Bank aims for 5-star green-rated Rosebank building

15th March 2013 By: Schalk Burger - Creamer Media Senior Contributing Editor

Financial services group Standard Bank, which is typically associated with its blue brand identity, aims to achieve a five-star green rating for its modern customer service office in Rosebank that will open in May, says Standard Bank Corporate and Investment Banking Real Estate head Stewart Shaw-Taylor.

The building has already received a five-star as-designed green rating from the Green Building Council of South Africa. The group is confident that it will achieve a four-star as-built rating with- in two years of occupying the 65 000 m2 building.

Standard Bank Real Estate Asset Manage- ment head Rory Roriston explains that the Green Building Council of South Africa provides as-designed ratings for buildings, but developers must have the building audited to receive an as-built rating, which tests the design parameters against the physical measurements of a building’s performance.

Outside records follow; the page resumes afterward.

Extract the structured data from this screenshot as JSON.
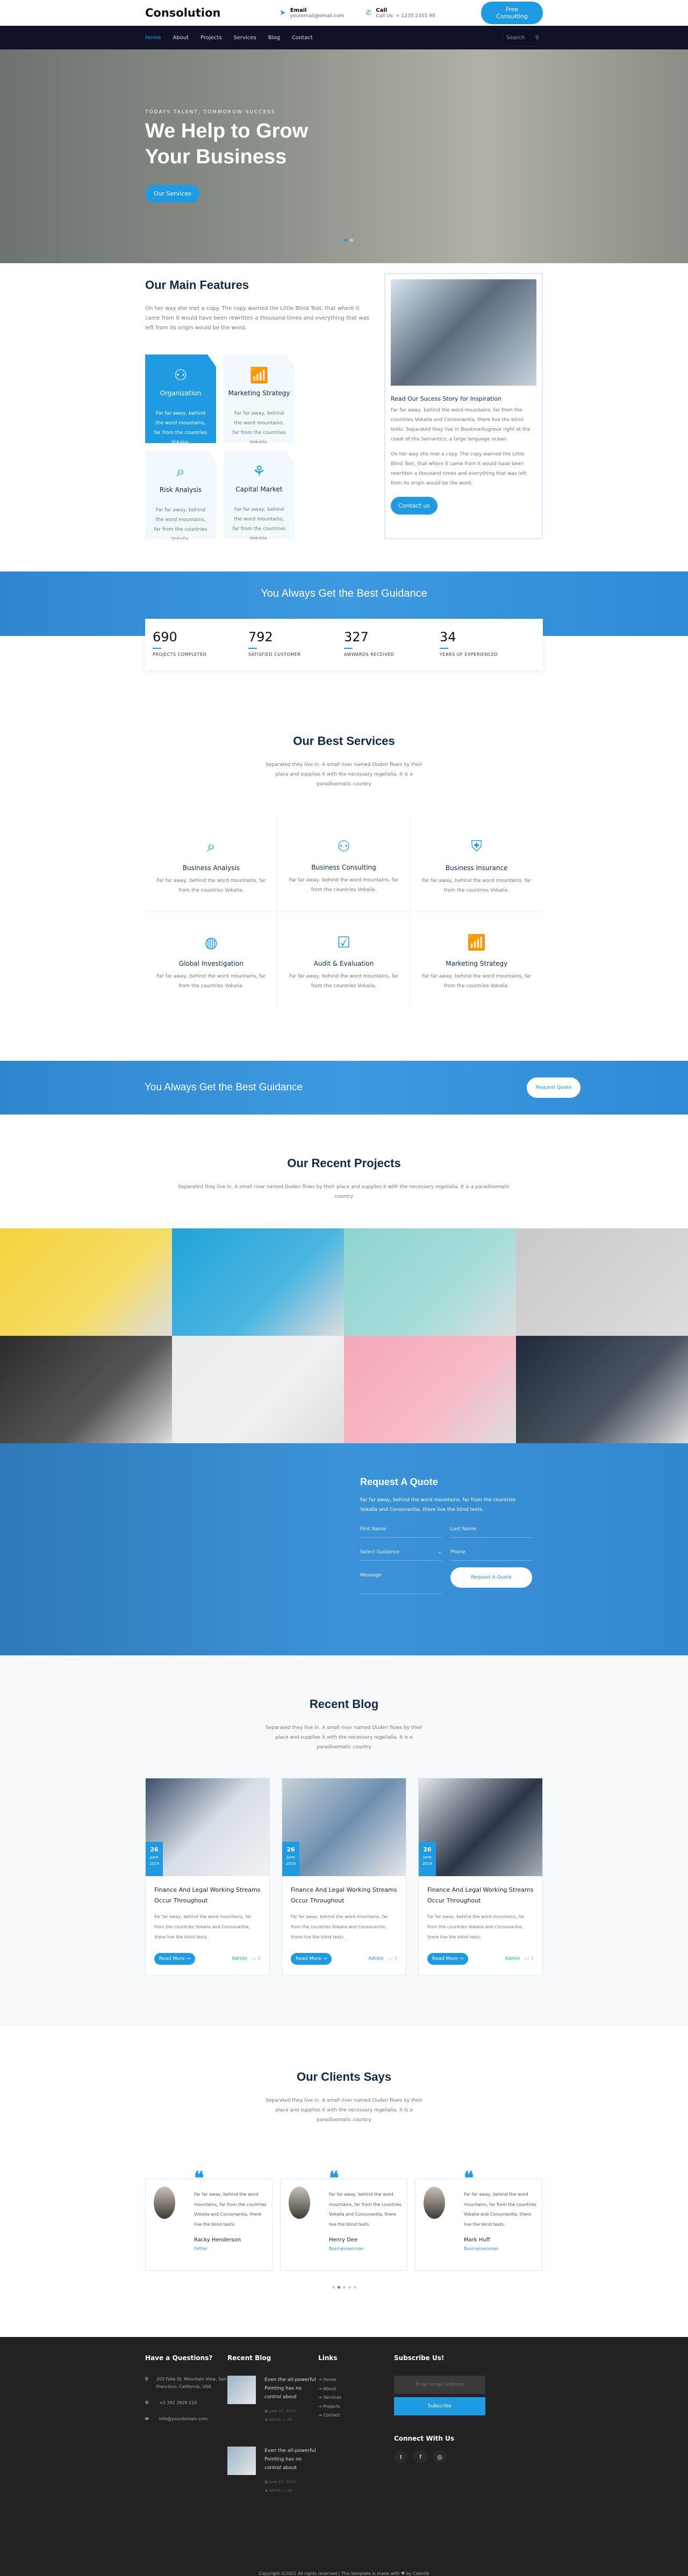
{
  "header": {
    "logo": "Consolution",
    "email_title": "Email",
    "email_value": "youremail@email.com",
    "call_title": "Call",
    "call_value": "Call Us: + 1235 2355 98",
    "cta": "Free Consulting"
  },
  "nav": {
    "items": [
      "Home",
      "About",
      "Projects",
      "Services",
      "Blog",
      "Contact"
    ],
    "active": "Home",
    "search_placeholder": "Search"
  },
  "hero": {
    "kicker": "TODAYS TALENT, TOMMOROW SUCCESS",
    "title_line1": "We Help to Grow",
    "title_line2": "Your Business",
    "button": "Our Services",
    "slides": 2,
    "active_slide": 1
  },
  "features": {
    "title": "Our Main Features",
    "text": "On her way she met a copy. The copy warned the Little Blind Text, that where it came from it would have been rewritten a thousand times and everything that was left from its origin would be the word.",
    "cards": [
      {
        "icon": "organization-icon",
        "title": "Organization",
        "text": "Far far away, behind the word mountains, far from the countries Vokalia."
      },
      {
        "icon": "marketing-chart-icon",
        "title": "Marketing Strategy",
        "text": "Far far away, behind the word mountains, far from the countries Vokalia."
      },
      {
        "icon": "risk-analysis-icon",
        "title": "Risk Analysis",
        "text": "Far far away, behind the word mountains, far from the countries Vokalia."
      },
      {
        "icon": "capital-market-icon",
        "title": "Capital Market",
        "text": "Far far away, behind the word mountains, far from the countries Vokalia."
      }
    ],
    "story": {
      "title": "Read Our Sucess Story for Inspiration",
      "p1": "Far far away, behind the word mountains, far from the countries Vokalia and Consonantia, there live the blind texts. Separated they live in Bookmarksgrove right at the coast of the Semantics, a large language ocean.",
      "p2": "On her way she met a copy. The copy warned the Little Blind Text, that where it came from it would have been rewritten a thousand times and everything that was left from its origin would be the word.",
      "button": "Contact us"
    }
  },
  "guidance": {
    "title": "You Always Get the Best Guidance",
    "stats": [
      {
        "value": "690",
        "label": "PROJECTS COMPLETED"
      },
      {
        "value": "792",
        "label": "SATISFIED CUSTOMER"
      },
      {
        "value": "327",
        "label": "AWWARDS RECEIVED"
      },
      {
        "value": "34",
        "label": "YEARS OF EXPERIENCED"
      }
    ]
  },
  "services": {
    "title": "Our Best Services",
    "subtitle": "Separated they live in. A small river named Duden flows by their place and supplies it with the necessary regelialia. It is a paradisematic country",
    "items": [
      {
        "icon": "analysis-icon",
        "title": "Business Analysis",
        "text": "Far far away, behind the word mountains, far from the countries Vokalia."
      },
      {
        "icon": "consulting-icon",
        "title": "Business Consulting",
        "text": "Far far away, behind the word mountains, far from the countries Vokalia."
      },
      {
        "icon": "insurance-shield-icon",
        "title": "Business Insurance",
        "text": "Far far away, behind the word mountains, far from the countries Vokalia."
      },
      {
        "icon": "globe-icon",
        "title": "Global Investigation",
        "text": "Far far away, behind the word mountains, far from the countries Vokalia."
      },
      {
        "icon": "audit-icon",
        "title": "Audit & Evaluation",
        "text": "Far far away, behind the word mountains, far from the countries Vokalia."
      },
      {
        "icon": "marketing-chart-icon",
        "title": "Marketing Strategy",
        "text": "Far far away, behind the word mountains, far from the countries Vokalia."
      }
    ]
  },
  "cta": {
    "title": "You Always Get the Best Guidance",
    "button": "Request Quote"
  },
  "projects": {
    "title": "Our Recent Projects",
    "subtitle": "Separated they live in. A small river named Duden flows by their place and supplies it with the necessary regelialia. It is a paradisematic country",
    "colors": [
      "#f3d33c",
      "#1fa3d9",
      "#8fd4cf",
      "#c9c9c9",
      "#2c2c2c",
      "#ececec",
      "#f5a8b8",
      "#1f2b3a"
    ]
  },
  "quote": {
    "title": "Request A Quote",
    "text": "Far far away, behind the word mountains, far from the countries Vokalia and Consonantia, there live the blind texts.",
    "first_name": "First Name",
    "last_name": "Last Name",
    "guidance": "Select Guidance",
    "phone": "Phone",
    "message": "Message",
    "button": "Request A Quote"
  },
  "blog": {
    "title": "Recent Blog",
    "subtitle": "Separated they live in. A small river named Duden flows by their place and supplies it with the necessary regelialia. It is a paradisematic country",
    "posts": [
      {
        "day": "26",
        "month": "June",
        "year": "2019",
        "title": "Finance And Legal Working Streams Occur Throughout",
        "text": "Far far away, behind the word mountains, far from the countries Vokalia and Consonantia, there live the blind texts.",
        "button": "Read More →",
        "author": "Admin",
        "comments": "3"
      },
      {
        "day": "26",
        "month": "June",
        "year": "2019",
        "title": "Finance And Legal Working Streams Occur Throughout",
        "text": "Far far away, behind the word mountains, far from the countries Vokalia and Consonantia, there live the blind texts.",
        "button": "Read More →",
        "author": "Admin",
        "comments": "3"
      },
      {
        "day": "26",
        "month": "June",
        "year": "2019",
        "title": "Finance And Legal Working Streams Occur Throughout",
        "text": "Far far away, behind the word mountains, far from the countries Vokalia and Consonantia, there live the blind texts.",
        "button": "Read More →",
        "author": "Admin",
        "comments": "3"
      }
    ]
  },
  "clients": {
    "title": "Our Clients Says",
    "subtitle": "Separated they live in. A small river named Duden flows by their place and supplies it with the necessary regelialia. It is a paradisematic country",
    "items": [
      {
        "text": "Far far away, behind the word mountains, far from the countries Vokalia and Consonantia, there live the blind texts.",
        "name": "Racky Henderson",
        "role": "Father"
      },
      {
        "text": "Far far away, behind the word mountains, far from the countries Vokalia and Consonantia, there live the blind texts.",
        "name": "Henry Dee",
        "role": "Businesswoman"
      },
      {
        "text": "Far far away, behind the word mountains, far from the countries Vokalia and Consonantia, there live the blind texts.",
        "name": "Mark Huff",
        "role": "Businesswoman"
      }
    ],
    "dots": 5,
    "active_dot": 2
  },
  "footer": {
    "questions_title": "Have a Questions?",
    "address": "203 Fake St. Mountain View, San Francisco, California, USA",
    "phone": "+2 392 3929 210",
    "email": "info@yourdomain.com",
    "blog_title": "Recent Blog",
    "blog_posts": [
      {
        "title": "Even the all-powerful Pointing has no control about",
        "date": "June 27, 2019",
        "author": "Admin",
        "comments": "19"
      },
      {
        "title": "Even the all-powerful Pointing has no control about",
        "date": "June 27, 2019",
        "author": "Admin",
        "comments": "19"
      }
    ],
    "links_title": "Links",
    "links": [
      "Home",
      "About",
      "Services",
      "Projects",
      "Contact"
    ],
    "subscribe_title": "Subscribe Us!",
    "subscribe_placeholder": "Enter email address",
    "subscribe_button": "Subscribe",
    "connect_title": "Connect With Us",
    "social": [
      "twitter-icon",
      "facebook-icon",
      "instagram-icon"
    ],
    "copyright": "Copyright ©2021 All rights reserved | This template is made with ♥ by Colorlib"
  },
  "colors": {
    "accent": "#1e9be3",
    "nav_bg": "#0e1128",
    "footer_bg": "#222222",
    "heading": "#0f2a47"
  }
}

The new office, on the corner of Oxford and Bolton roads, also has a trigeneration plant with a production capacity of 1 MW of energy, which contributes to the electricity, heating and cooling for the building.

Standard Bank selected the gas-powered trigeneration plant, which is expensive, but makes commercial sense in terms of efficiency and in mitigating the sustained electricity price hikes in South Africa.

Further, the building has south-facing saw-tooth skylights, a large atrium in the centre of the building, automatic sun-tracking blinds, escalators and mixed open spaces, all of which are aimed at using natural light and reducing energy consumption required for heating and cooling.

“Critical to us is the maturity of the different green building technologies which are needed to ensure the sustainability of the technologies, financial effectiveness and the practicality of maintenance in managing the building,” says Roriston.

Further, the lighting systems automatically switch on when a person is present at a desk, switch off when no one is present and dim or brighten as the amount of natural light in the building varies, he notes.

“The exterior 1 ha part of the stand will be open to the public and will contain 433 indigenous trees, which we have been growing for two years. The interior will house about 17 trees, including Natal mahogany,” says Roriston.

The atrium separates the eastern and western wings of the office. A cascade of escalators provides access to the floors and each landing has a networking and refreshment area. However, the office’s main rest area is its cafe- teria on the eastern part of the ground floor.

“Escalators are the most efficient way of moving people up and down, but have also been shown to increase staff interactions and networking, which are important for our business and staff. We are competing with other financial institutions for staff and a healthy office environment is an effective way to draw them to our company,” notes Shaw-Taylor.

Roriston further highlights that demolished materials were recycled and used for construction. The sourcing of materials was also considered in light of the distance from the source to the construction site, in Rosebank, to reduce carbon emissions during the transportation of construction materials.

“The construction is a continuation of our strategy to remain a responsible corporate, which was demonstrated by our head office in the central business district of Johannesburg. This office, though of older design, won awards from Eskom in the 1980s and 1990s for its energy efficiency.

The new building is a progression of our awareness of energy use and effi- ciency and our engagement with clients, who are increasingly aware of the impact our society has on the environment,” says Roriston.

Meanwhile, the atrium will also boast an installation by artist Marco Cianfanelli. It will depict Africa and comprise hundreds of indivi- dual pieces, suspended from the roof and made from natural materials, including wood and woven reeds. The pieces all align to represent the image of Africa when a visitor stands at the focal point of the installation, which is set inside the north entrance of the building.